Student-Perceived Inclusivity in the FYC Classroom: Embracing Multilingualism

by Melinda Grant, December 2, 2021

Dynamics in a First-Year English Composition Classroom


My story began in the fall of 2019; the excitement of returning to higher education to earn a Master of Arts in Professional Writing (MAPW) degree coupled with notification of acceptance into the graduate teaching assistant program at Kennesaw State University would take a tumultuous turn in the early spring. In other words, the nervousness of standing in front of a collegiate classroom teaching English Composition paled in comparison to the challenges that March 2020 would bequeath: teaching in a global pandemic.

The uniqueness of being a student during this unprecedented time, in addition to preparing my English 1101 curriculum for the upcoming semester – yes, fall 2020 would be my first semester ever teaching – is unparalleled to date. However, I must admit that these previous twenty-eight months have taught me more about writing, teaching, and learning processes than I ever thought possible. During this time of significant personal growth and reflection, I gained a newfound understanding and appreciation of the diversity of the English language, its complexities, and, therefore, extensions to its many uses. Furthermore, my students have taught me more about the term inclusivity than I could ever teach them; after a year’s worth of academic field research, I am convinced now more than ever that there is a significant need to re-evaluate the fundamental elements of language acquisition and usage to understand better how to facilitate an inclusive first-year English Composition classroom.

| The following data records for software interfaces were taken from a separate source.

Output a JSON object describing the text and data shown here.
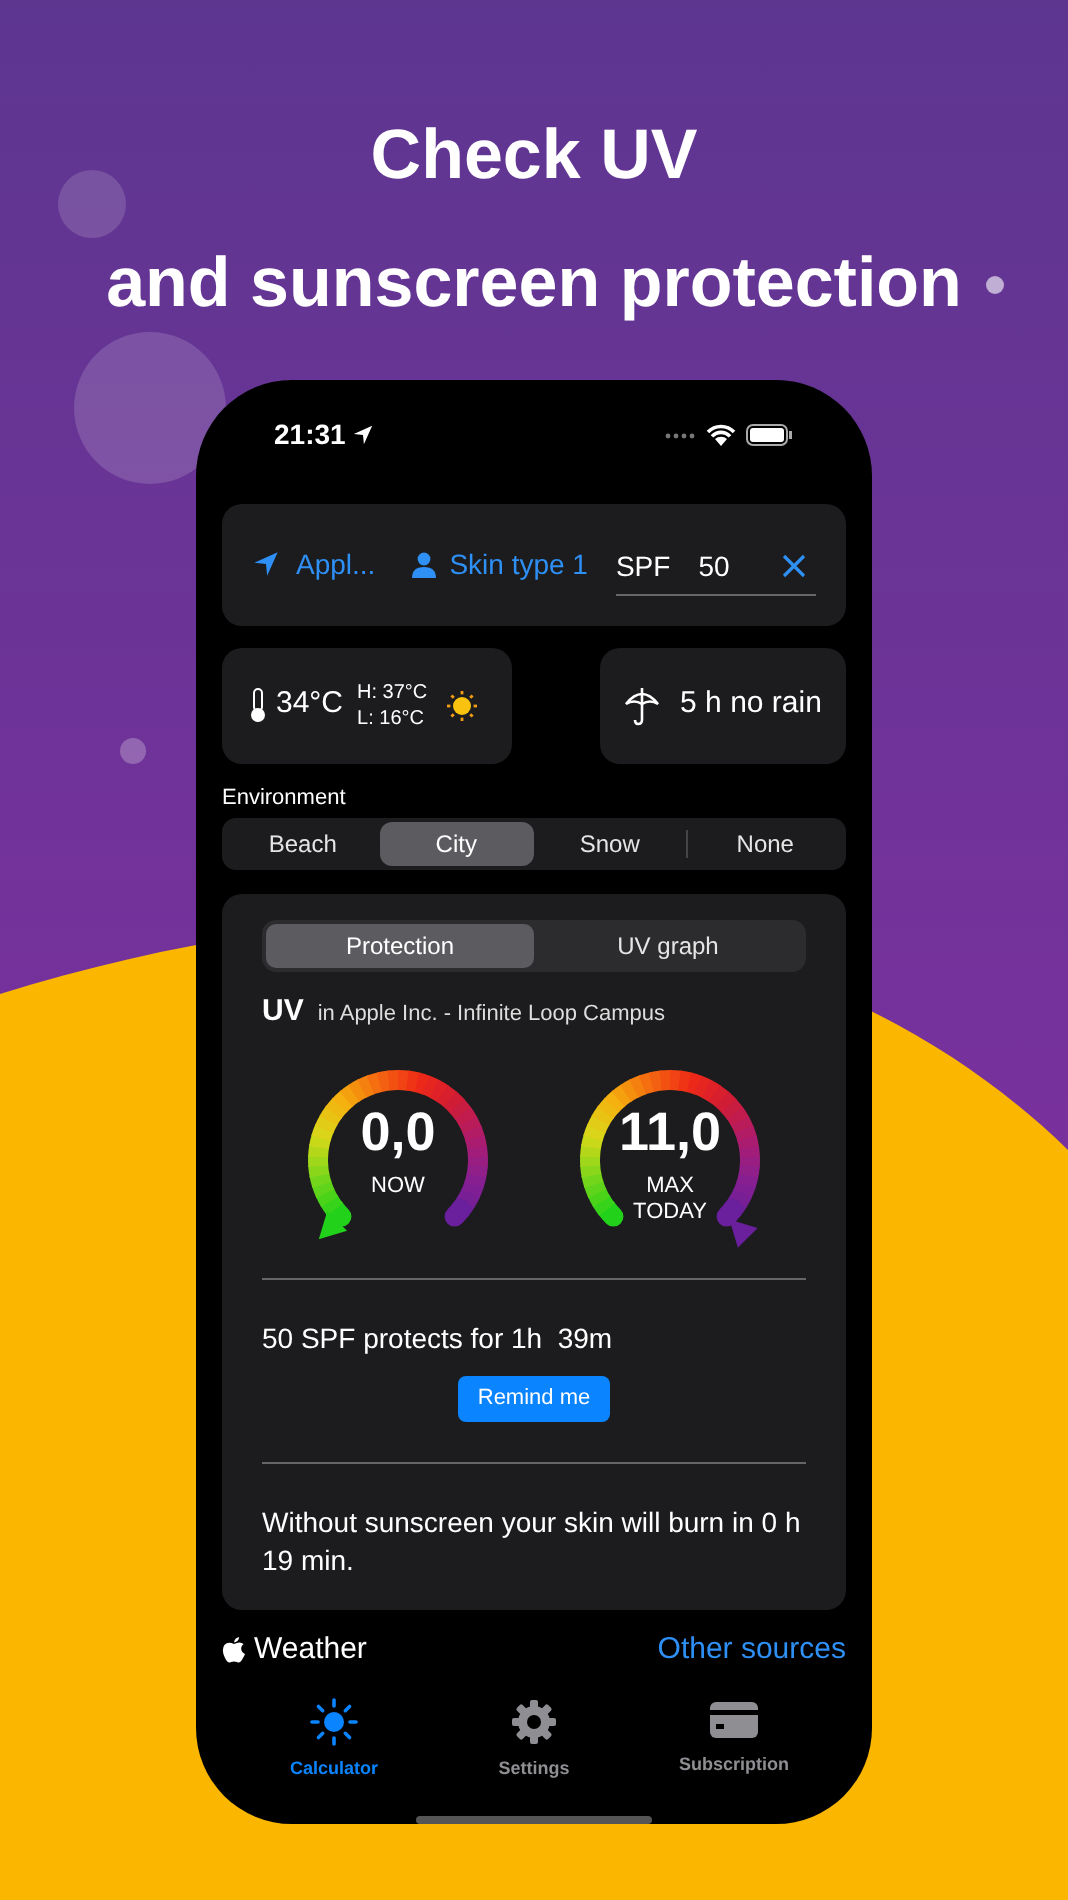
{
  "headline": [
    "Check UV",
    "and sunscreen protection"
  ],
  "status_bar": {
    "time": "21:31"
  },
  "top_card": {
    "location": "Appl...",
    "skin_type": "Skin type 1",
    "spf_label": "SPF",
    "spf_value": "50"
  },
  "weather": {
    "temperature": "34°C",
    "high": "H: 37°C",
    "low": "L: 16°C",
    "rain": "5 h no rain"
  },
  "environment": {
    "label": "Environment",
    "options": [
      {
        "label": "Beach",
        "selected": false
      },
      {
        "label": "City",
        "selected": true
      },
      {
        "label": "Snow",
        "selected": false
      },
      {
        "label": "None",
        "selected": false
      }
    ]
  },
  "panel": {
    "tabs": [
      {
        "label": "Protection",
        "selected": true
      },
      {
        "label": "UV graph",
        "selected": false
      }
    ],
    "uv_title": "UV",
    "uv_location": "in Apple Inc. - Infinite Loop Campus",
    "gauges": [
      {
        "value": "0,0",
        "caption": [
          "NOW"
        ],
        "pointer_at_end": false
      },
      {
        "value": "11,0",
        "caption": [
          "MAX",
          "TODAY"
        ],
        "pointer_at_end": true
      }
    ],
    "protection_text": "50 SPF protects for 1h  39m",
    "remind_button": "Remind me",
    "burn_text": "Without sunscreen your skin will burn in 0 h 19 min."
  },
  "source": {
    "name": "Weather",
    "link": "Other sources"
  },
  "tab_bar": [
    {
      "kind": "sun",
      "label": "Calculator",
      "selected": true
    },
    {
      "kind": "gear",
      "label": "Settings",
      "selected": false
    },
    {
      "kind": "card",
      "label": "Subscription",
      "selected": false
    }
  ]
}
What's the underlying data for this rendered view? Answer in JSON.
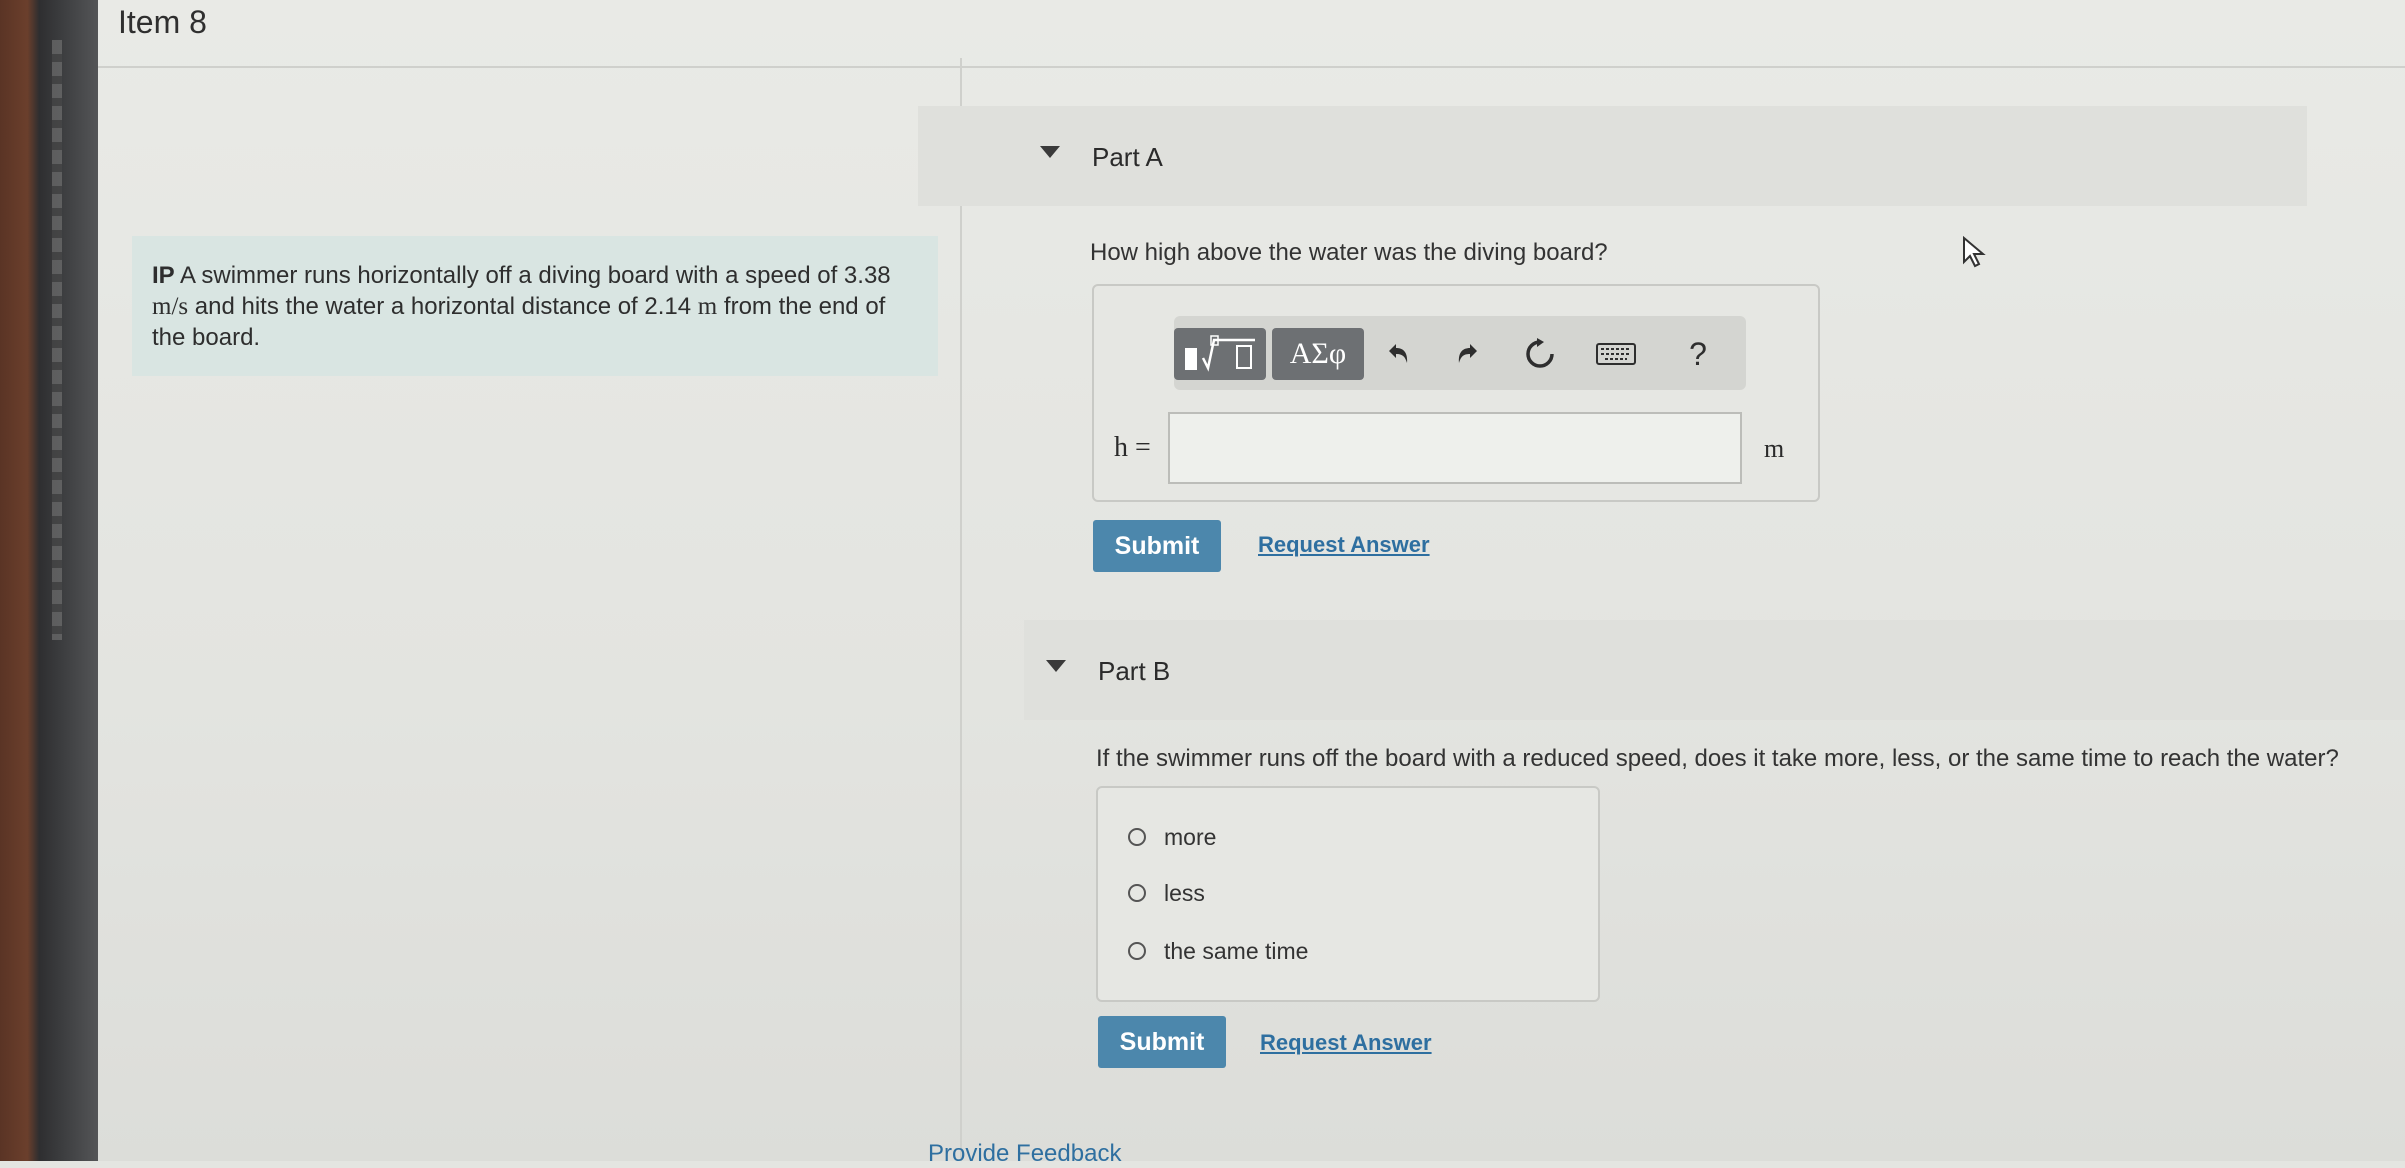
{
  "item": {
    "title": "Item 8"
  },
  "problem": {
    "prefix": "IP",
    "text_1": " A swimmer runs horizontally off a diving board with a speed of 3.38 ",
    "unit_speed": "m/s",
    "text_2": " and hits the water a horizontal distance of 2.14 ",
    "unit_distance": "m",
    "text_3": " from the end of the board."
  },
  "part_a": {
    "label": "Part A",
    "question": "How high above the water was the diving board?",
    "toolbar": {
      "templates_icon": "sqrt-template-icon",
      "greek_label": "ΑΣφ",
      "undo_icon": "undo-icon",
      "redo_icon": "redo-icon",
      "reset_icon": "reset-icon",
      "keyboard_icon": "keyboard-icon",
      "help_label": "?"
    },
    "variable_label": "h =",
    "answer_value": "",
    "unit": "m",
    "submit_label": "Submit",
    "request_answer_label": "Request Answer"
  },
  "part_b": {
    "label": "Part B",
    "question": "If the swimmer runs off the board with a reduced speed, does it take more, less, or the same time to reach the water?",
    "choices": [
      {
        "label": "more"
      },
      {
        "label": "less"
      },
      {
        "label": "the same time"
      }
    ],
    "submit_label": "Submit",
    "request_answer_label": "Request Answer"
  },
  "footer": {
    "feedback_label": "Provide Feedback"
  },
  "colors": {
    "submit": "#4c87ac",
    "link": "#2e6fa0",
    "toolbar_button": "#6d7073"
  }
}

The Diversity of World Englishes: Socio-literate and Socio-cultural Variances

For my graduate capstone/thesis project, I decided to do just that. My ah-ha moment was sitting in a World Englishes course, trying to understand the premise behind Kachru’s three circles of English model, utterly perplexed as to how there was discussion of more than one version of English. I contemplated dropping the course because I felt as though I was horrifically behind the other students – and this was the first week of classes. However, my professor was engaging, and curiosity inspired me to continue. One of the primary takeaways from the course was how globalization continuously fuels the diversification of the English language as descriptive uses of said language seem to have become the standard outside of academia in situations such as when English is primarily used as a lingua franca.

Additionally, I took a course on understanding writing as a process, where multimodal mediums were integrated into writing assignments and curriculum design. Consider the extraordinary realization that said use of technology increases societal connectivity, fostering a translingual paradox. The rest is history, which is best captured in the below-attached capstone project. Although, I would be remiss not to mention my most significant takeaway from this project, which happens to be a cliché that my mother used to tell me growing up: People may forget your words or actions, but they will never forget how you make them feel.

A Multimodal Reality


The purpose of this study was to compare student perspectives on inclusivity in the first-year English composition classroom viewed explicitly through two distinct lenses: 1. a pre-post survey design that measures students’ perceptions of classroom inclusivity and 2. instructor-perceived observations that reflect upon methods of pedagogical delivery within a multimodal framework. The results provide a further understanding of how curriculum is being received in a diverse academic environment utilizing blended instructional modalities. While all students did not embrace purposeful means of translanguaging via code-meshing in classroom formative and summative writing opportunities, 100% of students surveyed indicated experiencing inclusivity in the current classroom/curriculum. Study limitations and the need for further research are discussed as well.

Student-Perceived Inclusivity in the FYC Classroom: Embracing Multilingualism may be accessed via the Kennesaw State University Digital Commons. A PDF-version is also provided below.


Achieving a Student-Perceived Inclusive FYC Classroom


In conclusion, we – all of humanity – live in a globalized and multimodal world, one that is significantly enhanced and shaped through the sharing of language, culture, and ideas. Therefore, the evolution of written and spoken language continues to take on descriptive roles that facilitate communication between speakers of varying languages. For this reason alone, as an educator, I owe it to my students to aid them in successfully maneuvering in a multilingual/multimodal capacity in their academic and professional careers. While there are many questions to be answered when it comes to the best practices of acknowledging and integrating multilingualism in a collegiate English Composition classroom, as witnessed in the results of this study, translanguaging (the merging and/or mixing of lexical and syntactic components of multiple languages/dialects in spoken and written language) is a concept that represents today’s communicative realities.

Furthermore, as an educator, it is imperative that I continuously re-evaluate my teaching materials. By integrating both implicit and explicit reading, writing, and speaking opportunities that introduce cultural and linguistic diversity, I hope to facilitate a more inclusive student-perceived FYC classroom while encouraging students to capitalize on their socio-cultural and socio-literate experiences through elements of voice and tone, enhancing authenticity and diversity in English composition deliverables.